The program, which sees participants manage land and freshwater, including a small section of the Murray Darling Basin, has been life changing for some members of the local community.
Senior ranger of the local Barkindji Maraura ranger group, Dameion Kennedy, together with the Barkindji Maraura Elders, the traditional owners of the area, have set out to train local Indigenous men to work on country in response to a number of social issues linked to high unemployment amongst local youth. 'There’s a lot of work to be done out on country and for the young blokes to be part of that gives them a sense of ownership and belonging and steers them away from all the bad stuff that’s going on,' Mr Kennedy said. 'We want to see more local Indigenous boys who respect their culture and heritage getting these jobs.'
Junior rangers Dennis King, 22, and Howard Harris, 34, joined the Barkindji Maraura ranger group after completing a Certificate II and III in Horticulture.
'Before the programme I was involved in drugs and alcohol and was really just moving towards jail,' Mr King said. 'Getting out on country and interacting with our culture has just opened this big pathway for us and the town, which can now see a future for everybody.'
'It feels good to have this job. It really turned my life around and the community now looks up to us as role models for the younger kids,' said Mr Harris.

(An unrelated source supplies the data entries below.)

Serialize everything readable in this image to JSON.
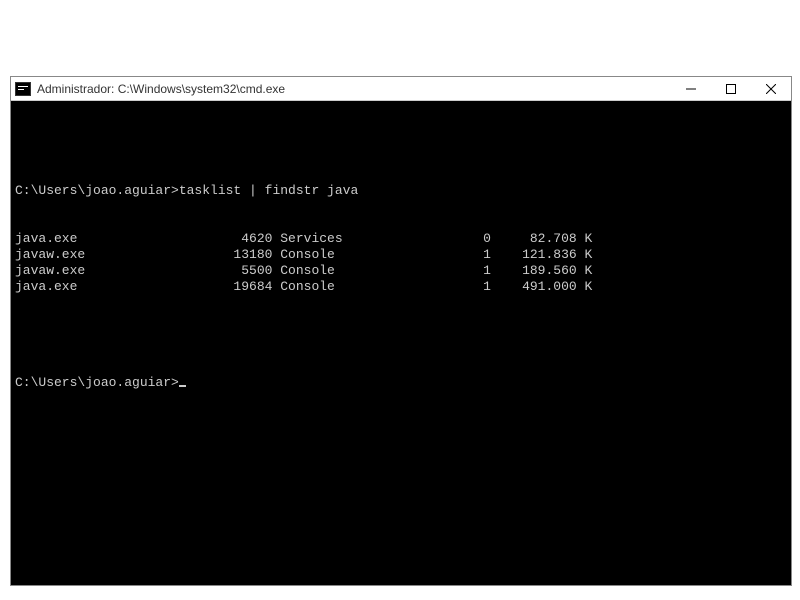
{
  "window": {
    "title": "Administrador: C:\\Windows\\system32\\cmd.exe"
  },
  "terminal": {
    "prompt1": "C:\\Users\\joao.aguiar>",
    "command1": "tasklist | findstr java",
    "rows": [
      {
        "name": "java.exe",
        "pid": "4620",
        "sessName": "Services",
        "sess": "0",
        "mem": "82.708 K"
      },
      {
        "name": "javaw.exe",
        "pid": "13180",
        "sessName": "Console",
        "sess": "1",
        "mem": "121.836 K"
      },
      {
        "name": "javaw.exe",
        "pid": "5500",
        "sessName": "Console",
        "sess": "1",
        "mem": "189.560 K"
      },
      {
        "name": "java.exe",
        "pid": "19684",
        "sessName": "Console",
        "sess": "1",
        "mem": "491.000 K"
      }
    ],
    "prompt2": "C:\\Users\\joao.aguiar>"
  }
}
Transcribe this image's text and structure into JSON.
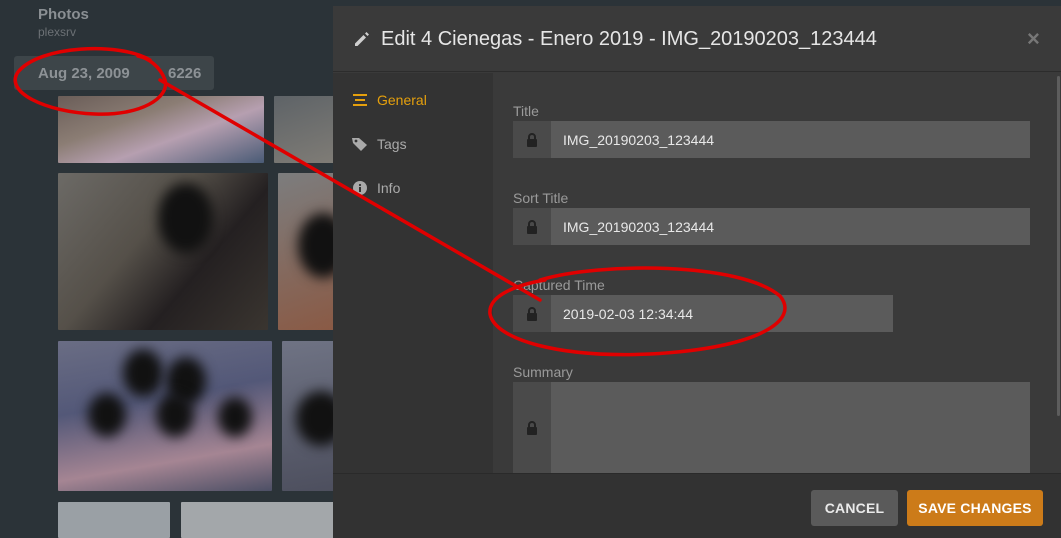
{
  "library": {
    "title": "Photos",
    "server": "plexsrv",
    "date_label": "Aug 23, 2009",
    "count_fragment": "6226"
  },
  "modal": {
    "title": "Edit 4 Cienegas - Enero 2019 - IMG_20190203_123444",
    "close_label": "×",
    "sidebar": [
      {
        "label": "General",
        "icon": "list-icon",
        "active": true
      },
      {
        "label": "Tags",
        "icon": "tag-icon",
        "active": false
      },
      {
        "label": "Info",
        "icon": "info-icon",
        "active": false
      }
    ],
    "fields": {
      "title": {
        "label": "Title",
        "value": "IMG_20190203_123444"
      },
      "sort_title": {
        "label": "Sort Title",
        "value": "IMG_20190203_123444"
      },
      "captured_time": {
        "label": "Captured Time",
        "value": "2019-02-03 12:34:44"
      },
      "summary": {
        "label": "Summary",
        "value": ""
      }
    },
    "buttons": {
      "cancel": "CANCEL",
      "save": "SAVE CHANGES"
    }
  },
  "colors": {
    "accent": "#e5a00d",
    "save_button": "#cc7b19",
    "annotation": "#e00000"
  }
}
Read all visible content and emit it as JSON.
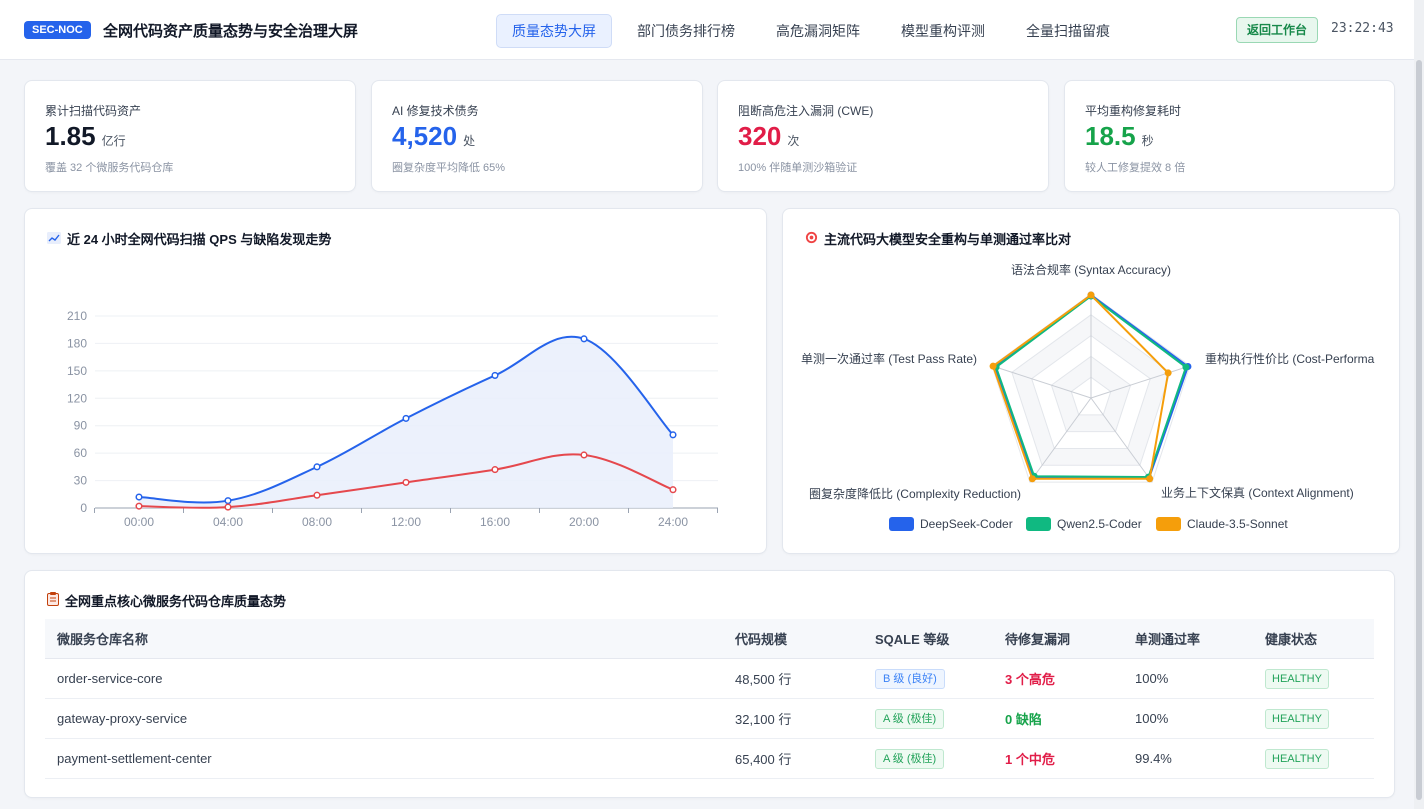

Drawing on Indigenous knowledge of country, the Barkindji Maraura rangers have helped create important environmental flows, repaired pest and weed damage and damage caused by recreational use of protected sites. They also regularly undertake monitoring and assessment of the local environment. Keeping kids in school is another focus of the Barkindji Maraura Ranger Group, which is involving local schools in their conservation work.